══ PROVIDED MATERIAL ══
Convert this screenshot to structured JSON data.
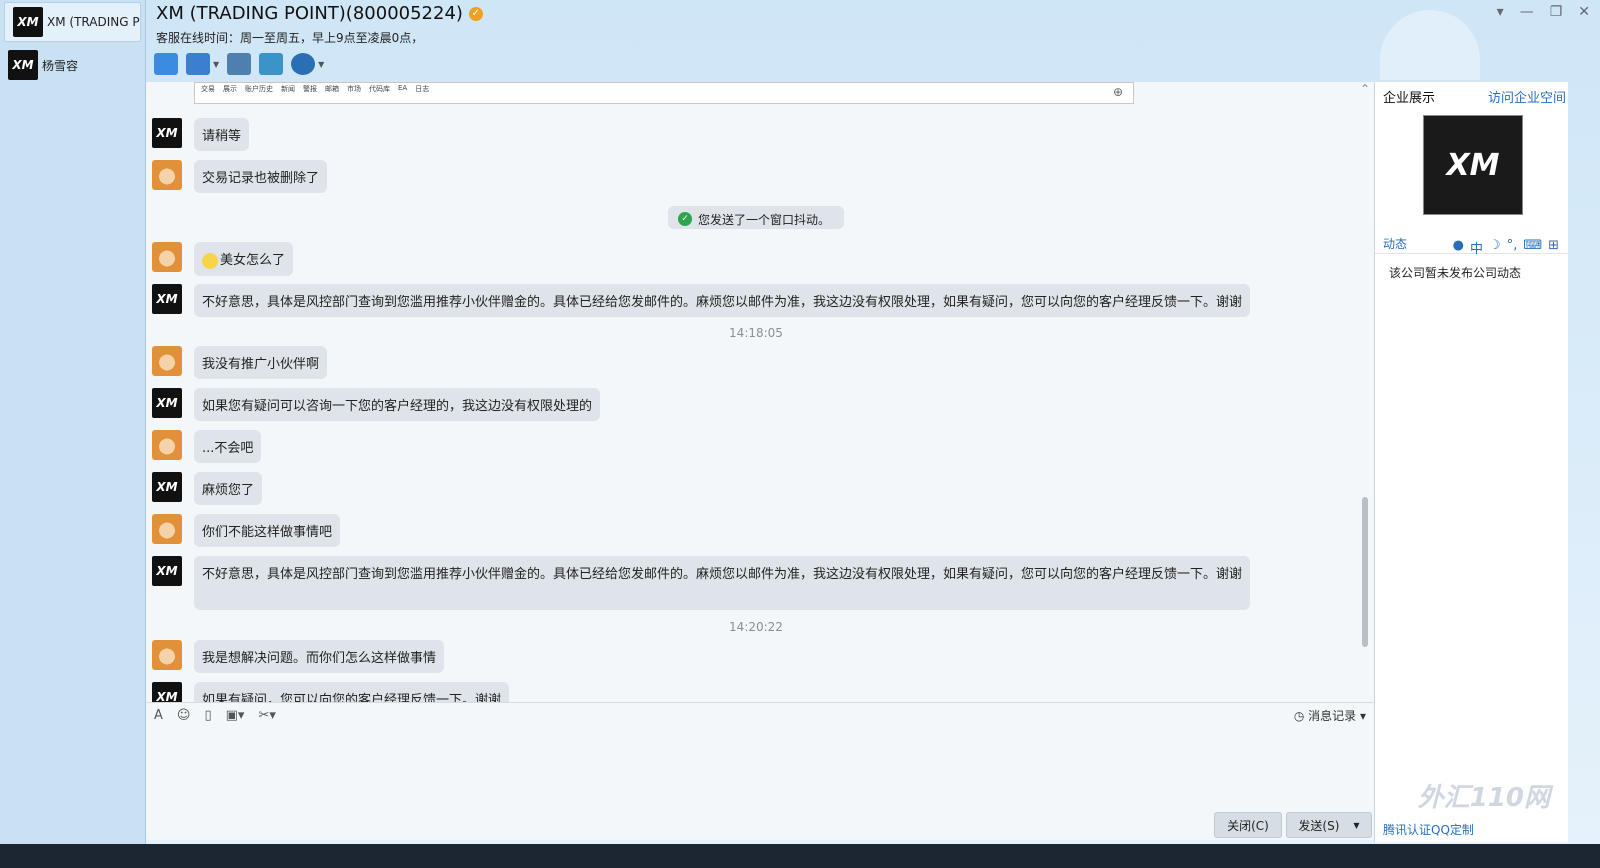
{
  "sidebar": {
    "contacts": [
      {
        "name": "XM (TRADING PO",
        "avatar": "XM"
      },
      {
        "name": "杨雪容",
        "avatar": "XM"
      }
    ]
  },
  "header": {
    "title": "XM (TRADING POINT)(800005224)",
    "service_hours": "客服在线时间：周一至周五，早上9点至凌晨0点，"
  },
  "chat": {
    "strip_tabs": [
      "交易",
      "展示",
      "账户历史",
      "新闻",
      "警报",
      "邮箱",
      "市场",
      "代码库",
      "EA",
      "日志"
    ],
    "messages": [
      {
        "from": "xm",
        "text": "请稍等"
      },
      {
        "from": "user",
        "text": "交易记录也被删除了"
      },
      {
        "from": "system",
        "text": "您发送了一个窗口抖动。"
      },
      {
        "from": "user",
        "text": "美女怎么了"
      },
      {
        "from": "xm",
        "text": "不好意思，具体是风控部门查询到您滥用推荐小伙伴赠金的。具体已经给您发邮件的。麻烦您以邮件为准，我这边没有权限处理，如果有疑问，您可以向您的客户经理反馈一下。谢谢"
      },
      {
        "from": "time",
        "text": "14:18:05"
      },
      {
        "from": "user",
        "text": "我没有推广小伙伴啊"
      },
      {
        "from": "xm",
        "text": "如果您有疑问可以咨询一下您的客户经理的，我这边没有权限处理的"
      },
      {
        "from": "user",
        "text": "...不会吧"
      },
      {
        "from": "xm",
        "text": "麻烦您了"
      },
      {
        "from": "user",
        "text": "你们不能这样做事情吧"
      },
      {
        "from": "xm",
        "text": "不好意思，具体是风控部门查询到您滥用推荐小伙伴赠金的。具体已经给您发邮件的。麻烦您以邮件为准，我这边没有权限处理，如果有疑问，您可以向您的客户经理反馈一下。谢谢"
      },
      {
        "from": "time",
        "text": "14:20:22"
      },
      {
        "from": "user",
        "text": "我是想解决问题。而你们怎么这样做事情"
      },
      {
        "from": "xm",
        "text": "如果有疑问，您可以向您的客户经理反馈一下。谢谢"
      }
    ]
  },
  "input": {
    "history_label": "消息记录",
    "close_label": "关闭(C)",
    "send_label": "发送(S)"
  },
  "right_panel": {
    "title": "企业展示",
    "link": "访问企业空间",
    "logo_text": "XM",
    "tab": "动态",
    "ime_label": "中",
    "empty_text": "该公司暂未发布公司动态",
    "footer": "腾讯认证QQ定制",
    "watermark": "外汇110网"
  }
}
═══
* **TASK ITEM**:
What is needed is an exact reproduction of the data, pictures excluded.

* **REPLY**:
Convert this screenshot to structured JSON data.
{
  "sidebar": {
    "contacts": [
      {
        "name": "XM (TRADING PO",
        "avatar": "XM"
      },
      {
        "name": "杨雪容",
        "avatar": "XM"
      }
    ]
  },
  "header": {
    "title": "XM (TRADING POINT)(800005224)",
    "service_hours": "客服在线时间：周一至周五，早上9点至凌晨0点，"
  },
  "chat": {
    "strip_tabs": [
      "交易",
      "展示",
      "账户历史",
      "新闻",
      "警报",
      "邮箱",
      "市场",
      "代码库",
      "EA",
      "日志"
    ],
    "messages": [
      {
        "from": "xm",
        "text": "请稍等"
      },
      {
        "from": "user",
        "text": "交易记录也被删除了"
      },
      {
        "from": "system",
        "text": "您发送了一个窗口抖动。"
      },
      {
        "from": "user",
        "text": "美女怎么了"
      },
      {
        "from": "xm",
        "text": "不好意思，具体是风控部门查询到您滥用推荐小伙伴赠金的。具体已经给您发邮件的。麻烦您以邮件为准，我这边没有权限处理，如果有疑问，您可以向您的客户经理反馈一下。谢谢"
      },
      {
        "from": "time",
        "text": "14:18:05"
      },
      {
        "from": "user",
        "text": "我没有推广小伙伴啊"
      },
      {
        "from": "xm",
        "text": "如果您有疑问可以咨询一下您的客户经理的，我这边没有权限处理的"
      },
      {
        "from": "user",
        "text": "...不会吧"
      },
      {
        "from": "xm",
        "text": "麻烦您了"
      },
      {
        "from": "user",
        "text": "你们不能这样做事情吧"
      },
      {
        "from": "xm",
        "text": "不好意思，具体是风控部门查询到您滥用推荐小伙伴赠金的。具体已经给您发邮件的。麻烦您以邮件为准，我这边没有权限处理，如果有疑问，您可以向您的客户经理反馈一下。谢谢"
      },
      {
        "from": "time",
        "text": "14:20:22"
      },
      {
        "from": "user",
        "text": "我是想解决问题。而你们怎么这样做事情"
      },
      {
        "from": "xm",
        "text": "如果有疑问，您可以向您的客户经理反馈一下。谢谢"
      }
    ]
  },
  "input": {
    "history_label": "消息记录",
    "close_label": "关闭(C)",
    "send_label": "发送(S)"
  },
  "right_panel": {
    "title": "企业展示",
    "link": "访问企业空间",
    "logo_text": "XM",
    "tab": "动态",
    "ime_label": "中",
    "empty_text": "该公司暂未发布公司动态",
    "footer": "腾讯认证QQ定制",
    "watermark": "外汇110网"
  }
}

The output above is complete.